Arbitrator Frederic Horowitz is expected to hand down his ruling in Alex Rodriguez's appeal case any day now -- it could seriously come at any moment at this point -- but that doesn't mean the legal war is over. According to the New York Daily News, A-Rod could ask a judge for an injunction if Horowitz's ruling is not to his liking.
The sources say they believe Rodriguez's attorneys will ask a judge to issue an injunction that would allow the embattled superstar to report to the Yankees' spring training camp next month and play when the 2014 season begins while Team A-Rod attempts to have the suspension linked to the Biogenesis drug scandal overturned in court.
“The papers are all ready,” one source said. “They are just waiting for the announcement.”
Rodriguez's lawyers will likely claim that the unprecedented suspension violates federal labor law because the arbitration process was unfair and biased against A-Rod.

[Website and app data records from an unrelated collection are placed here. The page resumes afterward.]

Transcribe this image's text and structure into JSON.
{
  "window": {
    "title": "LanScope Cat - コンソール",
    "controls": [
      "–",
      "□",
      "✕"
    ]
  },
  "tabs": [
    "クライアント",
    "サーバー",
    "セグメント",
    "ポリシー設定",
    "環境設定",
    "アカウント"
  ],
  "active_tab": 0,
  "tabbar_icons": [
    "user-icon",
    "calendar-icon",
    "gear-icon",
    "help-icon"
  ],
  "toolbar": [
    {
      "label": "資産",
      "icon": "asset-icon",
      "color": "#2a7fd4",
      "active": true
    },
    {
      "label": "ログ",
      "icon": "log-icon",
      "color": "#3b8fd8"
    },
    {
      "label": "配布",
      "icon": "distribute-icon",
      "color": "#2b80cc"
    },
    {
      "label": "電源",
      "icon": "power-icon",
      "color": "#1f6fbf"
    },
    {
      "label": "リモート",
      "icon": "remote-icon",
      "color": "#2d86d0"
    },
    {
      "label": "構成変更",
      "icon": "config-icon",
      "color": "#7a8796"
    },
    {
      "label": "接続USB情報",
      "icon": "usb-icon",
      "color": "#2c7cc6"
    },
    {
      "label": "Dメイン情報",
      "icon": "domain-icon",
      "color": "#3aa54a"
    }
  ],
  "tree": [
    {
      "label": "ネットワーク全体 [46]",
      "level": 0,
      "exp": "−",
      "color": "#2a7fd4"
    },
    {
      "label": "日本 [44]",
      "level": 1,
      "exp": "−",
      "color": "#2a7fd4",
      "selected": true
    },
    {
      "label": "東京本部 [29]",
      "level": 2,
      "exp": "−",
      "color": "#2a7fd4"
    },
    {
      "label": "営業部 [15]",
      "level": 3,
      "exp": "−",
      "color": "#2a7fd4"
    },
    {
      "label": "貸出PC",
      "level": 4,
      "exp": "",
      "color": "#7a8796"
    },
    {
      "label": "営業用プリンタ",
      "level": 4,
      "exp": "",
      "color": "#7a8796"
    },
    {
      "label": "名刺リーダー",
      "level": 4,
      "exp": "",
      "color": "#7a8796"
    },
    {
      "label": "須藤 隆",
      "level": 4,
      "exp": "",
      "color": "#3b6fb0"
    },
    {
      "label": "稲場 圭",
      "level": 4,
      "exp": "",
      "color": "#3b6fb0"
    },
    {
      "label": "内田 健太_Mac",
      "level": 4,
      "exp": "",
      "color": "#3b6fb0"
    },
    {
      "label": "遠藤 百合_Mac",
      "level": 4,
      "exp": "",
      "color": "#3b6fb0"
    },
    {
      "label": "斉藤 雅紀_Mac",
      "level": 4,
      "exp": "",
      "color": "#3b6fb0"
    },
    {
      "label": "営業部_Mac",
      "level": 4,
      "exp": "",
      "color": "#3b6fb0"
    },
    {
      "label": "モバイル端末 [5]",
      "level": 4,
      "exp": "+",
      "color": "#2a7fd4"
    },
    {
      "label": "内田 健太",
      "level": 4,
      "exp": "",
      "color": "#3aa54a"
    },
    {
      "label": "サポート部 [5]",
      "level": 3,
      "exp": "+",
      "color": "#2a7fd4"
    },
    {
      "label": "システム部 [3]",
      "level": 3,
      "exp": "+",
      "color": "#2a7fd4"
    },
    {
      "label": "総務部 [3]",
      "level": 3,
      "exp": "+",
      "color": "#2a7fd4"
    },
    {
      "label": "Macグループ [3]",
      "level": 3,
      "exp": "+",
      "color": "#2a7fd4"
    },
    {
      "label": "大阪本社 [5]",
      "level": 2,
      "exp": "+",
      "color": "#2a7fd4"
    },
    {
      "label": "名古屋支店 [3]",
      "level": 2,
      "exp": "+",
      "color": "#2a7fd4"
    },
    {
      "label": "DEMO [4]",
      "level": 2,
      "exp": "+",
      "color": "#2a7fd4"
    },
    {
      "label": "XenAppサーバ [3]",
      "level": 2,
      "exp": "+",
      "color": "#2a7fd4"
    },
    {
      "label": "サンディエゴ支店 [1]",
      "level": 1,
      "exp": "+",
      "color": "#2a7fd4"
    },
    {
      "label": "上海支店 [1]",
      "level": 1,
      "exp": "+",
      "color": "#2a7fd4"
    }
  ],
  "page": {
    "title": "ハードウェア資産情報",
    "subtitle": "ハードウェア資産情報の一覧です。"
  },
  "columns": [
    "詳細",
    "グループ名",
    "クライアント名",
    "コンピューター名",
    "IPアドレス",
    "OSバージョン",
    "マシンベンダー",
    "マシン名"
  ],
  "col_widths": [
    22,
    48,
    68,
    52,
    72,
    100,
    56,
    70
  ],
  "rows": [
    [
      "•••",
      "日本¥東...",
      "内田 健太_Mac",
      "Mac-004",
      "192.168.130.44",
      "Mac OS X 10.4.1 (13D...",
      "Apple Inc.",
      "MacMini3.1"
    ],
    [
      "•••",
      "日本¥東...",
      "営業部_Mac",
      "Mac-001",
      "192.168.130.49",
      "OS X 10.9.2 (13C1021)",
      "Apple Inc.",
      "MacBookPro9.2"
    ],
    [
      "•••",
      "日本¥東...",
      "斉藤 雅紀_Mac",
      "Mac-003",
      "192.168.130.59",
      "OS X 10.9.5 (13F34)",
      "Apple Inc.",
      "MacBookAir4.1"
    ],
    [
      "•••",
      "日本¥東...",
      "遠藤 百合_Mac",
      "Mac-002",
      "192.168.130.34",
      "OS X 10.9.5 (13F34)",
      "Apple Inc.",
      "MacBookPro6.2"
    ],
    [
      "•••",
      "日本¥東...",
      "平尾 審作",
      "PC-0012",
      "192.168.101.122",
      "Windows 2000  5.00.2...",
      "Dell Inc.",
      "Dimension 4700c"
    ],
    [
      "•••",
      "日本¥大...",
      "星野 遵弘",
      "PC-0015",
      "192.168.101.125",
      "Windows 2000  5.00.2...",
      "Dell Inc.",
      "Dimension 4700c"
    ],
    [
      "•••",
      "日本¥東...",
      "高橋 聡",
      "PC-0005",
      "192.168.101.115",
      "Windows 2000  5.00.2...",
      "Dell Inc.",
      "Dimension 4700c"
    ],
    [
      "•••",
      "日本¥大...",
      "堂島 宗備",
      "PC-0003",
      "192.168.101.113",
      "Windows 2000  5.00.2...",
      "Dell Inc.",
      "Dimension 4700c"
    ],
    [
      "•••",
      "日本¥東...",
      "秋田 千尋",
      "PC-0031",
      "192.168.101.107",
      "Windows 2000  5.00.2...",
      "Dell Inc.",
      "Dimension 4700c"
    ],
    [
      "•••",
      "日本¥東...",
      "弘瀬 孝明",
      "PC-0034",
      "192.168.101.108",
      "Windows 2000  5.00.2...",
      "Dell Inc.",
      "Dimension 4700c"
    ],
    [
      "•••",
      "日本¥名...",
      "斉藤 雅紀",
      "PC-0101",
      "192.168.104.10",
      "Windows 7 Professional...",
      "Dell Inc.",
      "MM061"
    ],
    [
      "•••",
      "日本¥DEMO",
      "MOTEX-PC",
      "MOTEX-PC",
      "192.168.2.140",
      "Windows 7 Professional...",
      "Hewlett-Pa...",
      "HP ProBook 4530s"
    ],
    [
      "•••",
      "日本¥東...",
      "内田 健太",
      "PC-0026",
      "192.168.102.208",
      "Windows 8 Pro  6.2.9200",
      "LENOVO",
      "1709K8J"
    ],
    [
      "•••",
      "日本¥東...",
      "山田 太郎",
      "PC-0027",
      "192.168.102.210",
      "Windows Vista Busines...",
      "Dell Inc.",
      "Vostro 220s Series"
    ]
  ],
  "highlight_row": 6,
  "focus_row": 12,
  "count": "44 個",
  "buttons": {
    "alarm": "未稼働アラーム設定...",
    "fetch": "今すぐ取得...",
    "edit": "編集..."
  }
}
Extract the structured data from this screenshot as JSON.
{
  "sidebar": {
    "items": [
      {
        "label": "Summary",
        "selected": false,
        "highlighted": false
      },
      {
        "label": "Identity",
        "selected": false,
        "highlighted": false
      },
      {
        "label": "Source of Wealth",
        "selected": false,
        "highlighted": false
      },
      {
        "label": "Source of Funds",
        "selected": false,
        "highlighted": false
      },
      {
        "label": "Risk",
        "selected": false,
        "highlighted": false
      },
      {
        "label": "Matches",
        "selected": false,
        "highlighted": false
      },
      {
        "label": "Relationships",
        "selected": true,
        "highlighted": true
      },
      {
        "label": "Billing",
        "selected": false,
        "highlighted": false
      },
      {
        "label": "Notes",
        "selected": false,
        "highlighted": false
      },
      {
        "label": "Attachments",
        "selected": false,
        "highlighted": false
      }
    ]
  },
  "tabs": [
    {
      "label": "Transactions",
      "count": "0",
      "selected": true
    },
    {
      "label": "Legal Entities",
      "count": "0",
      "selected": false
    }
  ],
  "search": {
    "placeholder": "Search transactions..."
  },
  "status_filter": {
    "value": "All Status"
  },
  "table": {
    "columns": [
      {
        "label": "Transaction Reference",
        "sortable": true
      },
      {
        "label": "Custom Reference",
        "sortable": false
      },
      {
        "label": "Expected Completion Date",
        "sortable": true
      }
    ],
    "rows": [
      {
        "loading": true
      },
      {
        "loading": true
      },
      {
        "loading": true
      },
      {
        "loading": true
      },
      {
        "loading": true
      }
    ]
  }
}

“They would have to argue about the length and that the arbitrator exceeded the duties within his purview,” said Robert Boland, the academic chairman of New York University's Tisch Center for Sports Management.
Rodriguez's camp has hinted at further legal action pretty much since the start of the Biogenesis scandal. They filed a lawsuit against commissioner Bud Selig and MLB back in October, stating their investigation was a "witch hunt" and both unethical and illegal. The league's investigation did hinder an official Department of Health investigation at one point.
It's unclear what would qualify as an unfair ruling in Rodriguez's book, but the Daily News report says he would be willing to accept a 65-game ban (or less) peacefully.
Rodriguez attorney Joe Tacopina famously stated last year that his client does not deserve to be suspended for “one inning,” but the sources say the Yankee third baseman would likely accept a suspension of 65 games or less without a fight. The legal fees to combat a 65-game ban would likely cost Rodriguez, who is scheduled to earn $25 million in 2014, more than he would lose in salary.
A 65-game suspension would match Ryan Braun's. Both he and A-Rod were considered the primary targets in MLB's investigation because they were effectively viewed as repeat offenders even though they could not be penalized as such. Braun successfully appealed his suspension during the 2011-12 offseason and A-Rod admitted to using performance-enhancing drugs with the Rangers from 2001-03, before the Joint Drug Agreement was in place.
Sixty-five games would be something of a win for A-Rod. He is currently facing a 211-game ban that is essentially broken down into the 50-game penalty for first-time offenders and 161 games for allegedly interfering with the investigation. The 65-game suspension isn't all that likely, however.
“It's a completely different case,” said the source, referring to Bosch's testimony against Rodriguez, which is believed to include accounts of serious drug use over several years, involving multiple substances and code words for drugs used in voluminous text messages, even injections. “Braun is accused of using a lozenge and a cream for a limited time. And he came forward. It seems silly to compare a guy who accepted responsibility for his actions and admitted what he did and took the punishment, to a guy who is in total denial and is suing everybody in sight.”
One way or another, Horowitz's ruling should come relatively soon. Hopefully within the next week because I think we're all sick of hearing about this by now. Either way, A-Rod isn't going away quietly. He's either going to seek the injunction or return to the field sometime around midseason.
The Yankees need a third baseman and, given the available options, Rodriguez is probably their best solution even though he's been trending downward for years. I'm guessing they'd be happy with an inferior third baseman if it meant washing their hands of A-Rod, however.